Start of EXTRACTED ENTRIES

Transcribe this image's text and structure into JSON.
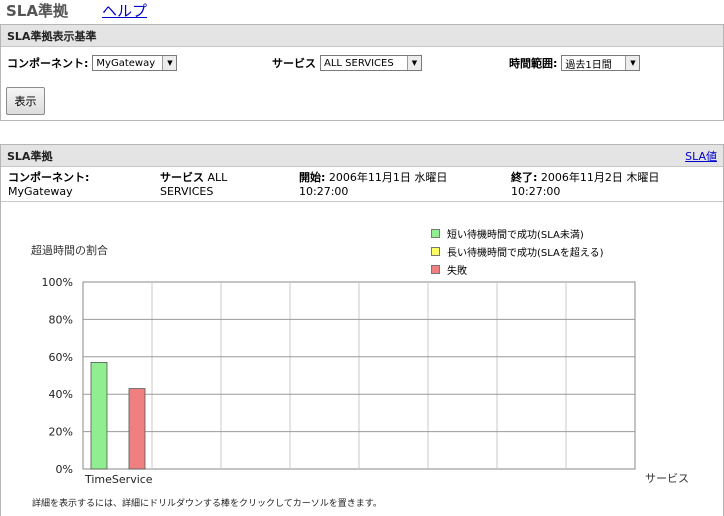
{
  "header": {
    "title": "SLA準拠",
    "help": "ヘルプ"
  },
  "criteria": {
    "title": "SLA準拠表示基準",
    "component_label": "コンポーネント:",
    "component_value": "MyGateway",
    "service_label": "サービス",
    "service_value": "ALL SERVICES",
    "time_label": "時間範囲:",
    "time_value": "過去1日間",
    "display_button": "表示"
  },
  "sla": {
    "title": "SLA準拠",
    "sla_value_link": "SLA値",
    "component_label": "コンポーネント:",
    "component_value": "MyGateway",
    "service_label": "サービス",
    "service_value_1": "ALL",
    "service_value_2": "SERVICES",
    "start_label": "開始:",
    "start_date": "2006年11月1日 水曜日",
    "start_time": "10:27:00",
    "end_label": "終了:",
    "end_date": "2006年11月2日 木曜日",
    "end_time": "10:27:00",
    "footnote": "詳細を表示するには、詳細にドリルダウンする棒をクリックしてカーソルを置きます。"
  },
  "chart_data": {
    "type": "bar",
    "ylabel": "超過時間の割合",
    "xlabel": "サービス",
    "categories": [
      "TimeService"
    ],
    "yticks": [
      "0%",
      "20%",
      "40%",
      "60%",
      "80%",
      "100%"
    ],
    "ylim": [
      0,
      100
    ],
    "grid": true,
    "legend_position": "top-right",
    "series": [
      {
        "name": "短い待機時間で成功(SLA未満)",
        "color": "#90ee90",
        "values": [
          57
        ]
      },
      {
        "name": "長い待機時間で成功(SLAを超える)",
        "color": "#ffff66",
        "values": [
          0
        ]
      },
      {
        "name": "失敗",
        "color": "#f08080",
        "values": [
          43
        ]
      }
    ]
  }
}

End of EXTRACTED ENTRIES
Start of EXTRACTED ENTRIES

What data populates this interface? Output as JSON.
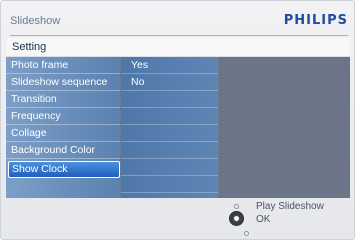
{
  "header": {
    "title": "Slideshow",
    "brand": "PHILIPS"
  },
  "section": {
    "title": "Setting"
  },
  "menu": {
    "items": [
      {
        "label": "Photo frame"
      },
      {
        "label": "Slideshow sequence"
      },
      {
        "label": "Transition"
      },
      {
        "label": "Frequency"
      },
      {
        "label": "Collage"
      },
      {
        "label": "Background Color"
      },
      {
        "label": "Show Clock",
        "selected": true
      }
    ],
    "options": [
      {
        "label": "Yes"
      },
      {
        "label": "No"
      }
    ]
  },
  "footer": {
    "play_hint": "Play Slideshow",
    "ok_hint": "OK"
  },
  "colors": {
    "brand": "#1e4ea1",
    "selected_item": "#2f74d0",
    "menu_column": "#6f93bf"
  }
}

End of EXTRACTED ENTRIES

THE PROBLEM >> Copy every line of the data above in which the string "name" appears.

RESPONSE BOX >>
        "name": "短い待機時間で成功(SLA未満)",
        "name": "長い待機時間で成功(SLAを超える)",
        "name": "失敗",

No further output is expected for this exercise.